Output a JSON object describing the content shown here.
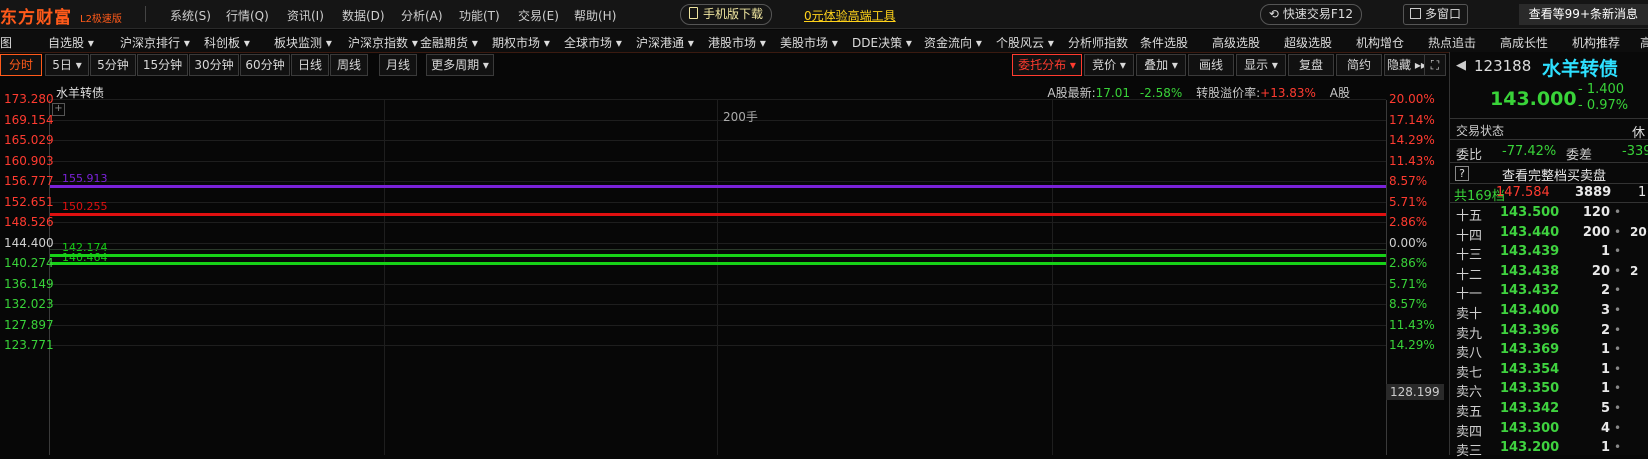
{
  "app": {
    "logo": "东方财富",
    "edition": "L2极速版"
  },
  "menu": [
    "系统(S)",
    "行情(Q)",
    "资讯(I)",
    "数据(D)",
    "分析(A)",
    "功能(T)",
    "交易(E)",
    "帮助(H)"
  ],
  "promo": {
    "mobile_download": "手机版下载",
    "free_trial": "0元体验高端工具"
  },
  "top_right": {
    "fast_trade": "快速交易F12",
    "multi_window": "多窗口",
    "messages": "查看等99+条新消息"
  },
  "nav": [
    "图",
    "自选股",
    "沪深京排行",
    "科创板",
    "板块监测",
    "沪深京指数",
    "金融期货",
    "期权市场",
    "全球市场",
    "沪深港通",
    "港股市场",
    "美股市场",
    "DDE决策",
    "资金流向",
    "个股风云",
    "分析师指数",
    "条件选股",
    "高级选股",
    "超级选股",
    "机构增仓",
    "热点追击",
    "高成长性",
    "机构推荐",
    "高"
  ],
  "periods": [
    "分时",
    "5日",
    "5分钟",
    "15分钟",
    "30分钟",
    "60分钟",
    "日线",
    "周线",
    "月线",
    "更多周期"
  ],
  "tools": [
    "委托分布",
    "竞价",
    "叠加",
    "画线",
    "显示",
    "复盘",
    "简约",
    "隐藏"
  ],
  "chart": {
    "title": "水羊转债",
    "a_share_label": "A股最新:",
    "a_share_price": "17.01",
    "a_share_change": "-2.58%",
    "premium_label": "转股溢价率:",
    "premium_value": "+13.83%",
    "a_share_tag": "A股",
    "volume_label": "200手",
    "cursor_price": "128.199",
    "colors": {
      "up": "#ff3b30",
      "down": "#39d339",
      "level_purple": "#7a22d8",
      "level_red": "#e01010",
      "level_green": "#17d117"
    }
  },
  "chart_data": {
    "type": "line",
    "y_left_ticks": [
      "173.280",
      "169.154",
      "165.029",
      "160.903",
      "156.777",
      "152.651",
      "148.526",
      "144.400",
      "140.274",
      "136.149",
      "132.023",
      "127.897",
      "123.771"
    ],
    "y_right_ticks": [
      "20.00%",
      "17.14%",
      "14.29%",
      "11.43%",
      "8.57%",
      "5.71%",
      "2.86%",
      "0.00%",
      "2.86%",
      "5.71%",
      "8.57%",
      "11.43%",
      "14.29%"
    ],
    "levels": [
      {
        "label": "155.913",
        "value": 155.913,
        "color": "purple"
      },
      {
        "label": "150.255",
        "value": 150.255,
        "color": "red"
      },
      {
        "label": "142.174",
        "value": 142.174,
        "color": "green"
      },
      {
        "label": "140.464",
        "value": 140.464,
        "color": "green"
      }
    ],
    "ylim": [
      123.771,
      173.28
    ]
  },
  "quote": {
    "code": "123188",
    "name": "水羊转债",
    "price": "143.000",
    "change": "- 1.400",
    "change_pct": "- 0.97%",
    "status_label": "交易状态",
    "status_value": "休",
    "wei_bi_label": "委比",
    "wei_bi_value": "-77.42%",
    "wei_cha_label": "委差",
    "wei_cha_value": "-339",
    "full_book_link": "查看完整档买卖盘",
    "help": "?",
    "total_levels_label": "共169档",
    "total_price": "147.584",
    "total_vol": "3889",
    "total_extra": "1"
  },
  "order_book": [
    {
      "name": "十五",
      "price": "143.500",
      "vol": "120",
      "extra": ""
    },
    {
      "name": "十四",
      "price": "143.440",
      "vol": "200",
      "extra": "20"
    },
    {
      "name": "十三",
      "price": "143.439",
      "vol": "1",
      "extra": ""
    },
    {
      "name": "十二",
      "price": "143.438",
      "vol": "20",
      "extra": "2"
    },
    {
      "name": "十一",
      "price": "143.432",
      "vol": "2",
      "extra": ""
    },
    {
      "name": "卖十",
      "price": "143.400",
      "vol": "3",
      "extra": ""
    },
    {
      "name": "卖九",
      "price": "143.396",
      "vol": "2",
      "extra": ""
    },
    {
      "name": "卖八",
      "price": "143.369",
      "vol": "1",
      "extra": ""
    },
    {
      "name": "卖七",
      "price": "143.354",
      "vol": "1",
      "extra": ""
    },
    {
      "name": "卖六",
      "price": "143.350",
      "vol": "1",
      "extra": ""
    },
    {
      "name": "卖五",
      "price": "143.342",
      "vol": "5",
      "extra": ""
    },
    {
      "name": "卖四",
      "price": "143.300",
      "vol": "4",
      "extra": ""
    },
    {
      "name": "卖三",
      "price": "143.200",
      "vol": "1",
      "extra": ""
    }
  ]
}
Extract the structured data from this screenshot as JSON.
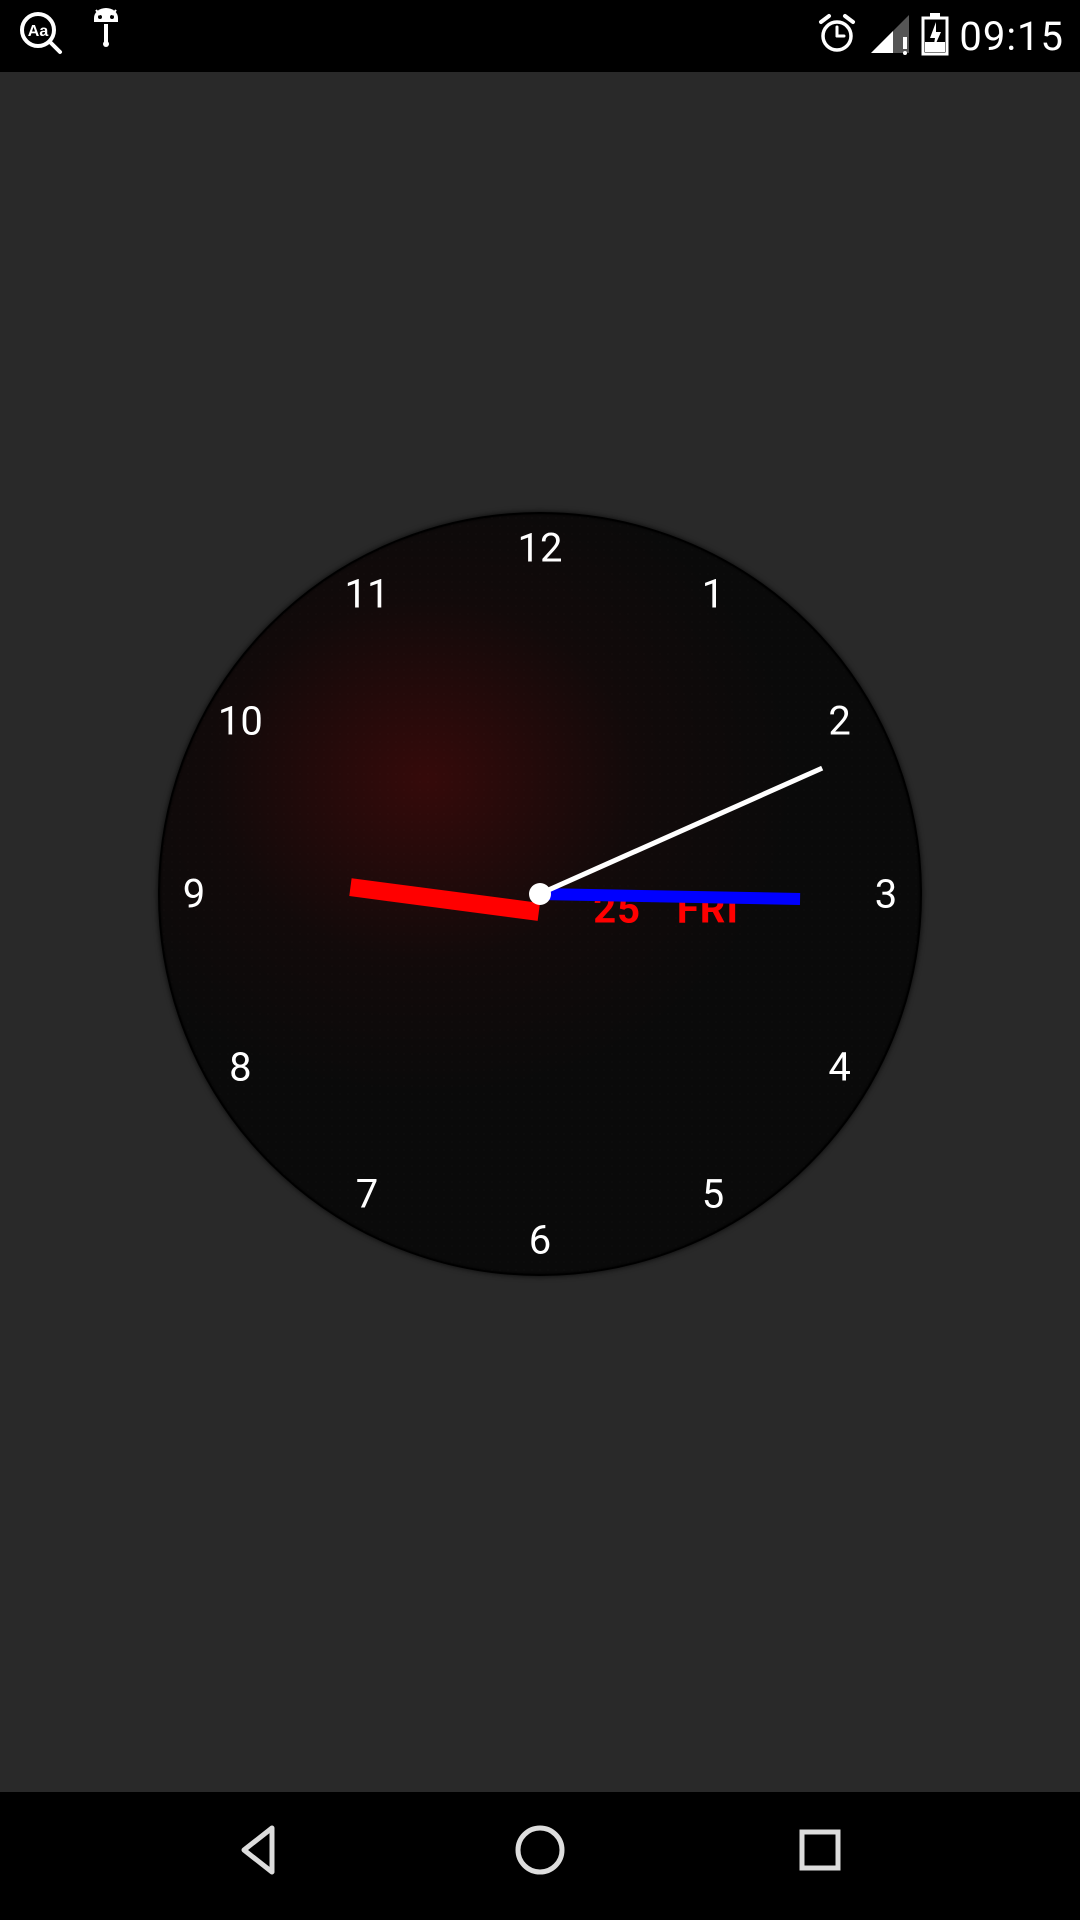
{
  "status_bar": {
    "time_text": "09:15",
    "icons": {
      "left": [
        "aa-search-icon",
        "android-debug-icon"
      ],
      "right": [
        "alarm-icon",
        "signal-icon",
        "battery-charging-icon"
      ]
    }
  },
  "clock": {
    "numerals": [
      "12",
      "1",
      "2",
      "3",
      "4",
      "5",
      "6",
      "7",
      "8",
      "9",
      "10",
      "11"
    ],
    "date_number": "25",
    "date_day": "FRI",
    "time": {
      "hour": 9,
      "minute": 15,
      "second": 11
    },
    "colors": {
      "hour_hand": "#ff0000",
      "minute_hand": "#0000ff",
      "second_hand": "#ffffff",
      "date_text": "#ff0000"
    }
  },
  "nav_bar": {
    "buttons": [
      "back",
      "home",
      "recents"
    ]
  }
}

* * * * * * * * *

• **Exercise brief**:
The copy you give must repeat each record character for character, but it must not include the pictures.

• **Solution for this exercise**:
Output a JSON object describing the content shown here.
{
  "app": {
    "logo": "东方财富",
    "edition": "L2极速版"
  },
  "menu": [
    "系统(S)",
    "行情(Q)",
    "资讯(I)",
    "数据(D)",
    "分析(A)",
    "功能(T)",
    "交易(E)",
    "帮助(H)"
  ],
  "promo": {
    "mobile_download": "手机版下载",
    "free_trial": "0元体验高端工具"
  },
  "top_right": {
    "fast_trade": "快速交易F12",
    "multi_window": "多窗口",
    "messages": "查看等99+条新消息"
  },
  "nav": [
    "图",
    "自选股",
    "沪深京排行",
    "科创板",
    "板块监测",
    "沪深京指数",
    "金融期货",
    "期权市场",
    "全球市场",
    "沪深港通",
    "港股市场",
    "美股市场",
    "DDE决策",
    "资金流向",
    "个股风云",
    "分析师指数",
    "条件选股",
    "高级选股",
    "超级选股",
    "机构增仓",
    "热点追击",
    "高成长性",
    "机构推荐",
    "高"
  ],
  "periods": [
    "分时",
    "5日",
    "5分钟",
    "15分钟",
    "30分钟",
    "60分钟",
    "日线",
    "周线",
    "月线",
    "更多周期"
  ],
  "tools": [
    "委托分布",
    "竞价",
    "叠加",
    "画线",
    "显示",
    "复盘",
    "简约",
    "隐藏"
  ],
  "chart": {
    "title": "水羊转债",
    "a_share_label": "A股最新:",
    "a_share_price": "17.01",
    "a_share_change": "-2.58%",
    "premium_label": "转股溢价率:",
    "premium_value": "+13.83%",
    "a_share_tag": "A股",
    "volume_label": "200手",
    "cursor_price": "128.199",
    "colors": {
      "up": "#ff3b30",
      "down": "#39d339",
      "level_purple": "#7a22d8",
      "level_red": "#e01010",
      "level_green": "#17d117"
    }
  },
  "chart_data": {
    "type": "line",
    "y_left_ticks": [
      "173.280",
      "169.154",
      "165.029",
      "160.903",
      "156.777",
      "152.651",
      "148.526",
      "144.400",
      "140.274",
      "136.149",
      "132.023",
      "127.897",
      "123.771"
    ],
    "y_right_ticks": [
      "20.00%",
      "17.14%",
      "14.29%",
      "11.43%",
      "8.57%",
      "5.71%",
      "2.86%",
      "0.00%",
      "2.86%",
      "5.71%",
      "8.57%",
      "11.43%",
      "14.29%"
    ],
    "levels": [
      {
        "label": "155.913",
        "value": 155.913,
        "color": "purple"
      },
      {
        "label": "150.255",
        "value": 150.255,
        "color": "red"
      },
      {
        "label": "142.174",
        "value": 142.174,
        "color": "green"
      },
      {
        "label": "140.464",
        "value": 140.464,
        "color": "green"
      }
    ],
    "ylim": [
      123.771,
      173.28
    ]
  },
  "quote": {
    "code": "123188",
    "name": "水羊转债",
    "price": "143.000",
    "change": "- 1.400",
    "change_pct": "- 0.97%",
    "status_label": "交易状态",
    "status_value": "休",
    "wei_bi_label": "委比",
    "wei_bi_value": "-77.42%",
    "wei_cha_label": "委差",
    "wei_cha_value": "-339",
    "full_book_link": "查看完整档买卖盘",
    "help": "?",
    "total_levels_label": "共169档",
    "total_price": "147.584",
    "total_vol": "3889",
    "total_extra": "1"
  },
  "order_book": [
    {
      "name": "十五",
      "price": "143.500",
      "vol": "120",
      "extra": ""
    },
    {
      "name": "十四",
      "price": "143.440",
      "vol": "200",
      "extra": "20"
    },
    {
      "name": "十三",
      "price": "143.439",
      "vol": "1",
      "extra": ""
    },
    {
      "name": "十二",
      "price": "143.438",
      "vol": "20",
      "extra": "2"
    },
    {
      "name": "十一",
      "price": "143.432",
      "vol": "2",
      "extra": ""
    },
    {
      "name": "卖十",
      "price": "143.400",
      "vol": "3",
      "extra": ""
    },
    {
      "name": "卖九",
      "price": "143.396",
      "vol": "2",
      "extra": ""
    },
    {
      "name": "卖八",
      "price": "143.369",
      "vol": "1",
      "extra": ""
    },
    {
      "name": "卖七",
      "price": "143.354",
      "vol": "1",
      "extra": ""
    },
    {
      "name": "卖六",
      "price": "143.350",
      "vol": "1",
      "extra": ""
    },
    {
      "name": "卖五",
      "price": "143.342",
      "vol": "5",
      "extra": ""
    },
    {
      "name": "卖四",
      "price": "143.300",
      "vol": "4",
      "extra": ""
    },
    {
      "name": "卖三",
      "price": "143.200",
      "vol": "1",
      "extra": ""
    }
  ]
}
Extract the structured data from this screenshot as JSON.
{
  "status_bar": {
    "time_text": "09:15",
    "icons": {
      "left": [
        "aa-search-icon",
        "android-debug-icon"
      ],
      "right": [
        "alarm-icon",
        "signal-icon",
        "battery-charging-icon"
      ]
    }
  },
  "clock": {
    "numerals": [
      "12",
      "1",
      "2",
      "3",
      "4",
      "5",
      "6",
      "7",
      "8",
      "9",
      "10",
      "11"
    ],
    "date_number": "25",
    "date_day": "FRI",
    "time": {
      "hour": 9,
      "minute": 15,
      "second": 11
    },
    "colors": {
      "hour_hand": "#ff0000",
      "minute_hand": "#0000ff",
      "second_hand": "#ffffff",
      "date_text": "#ff0000"
    }
  },
  "nav_bar": {
    "buttons": [
      "back",
      "home",
      "recents"
    ]
  }
}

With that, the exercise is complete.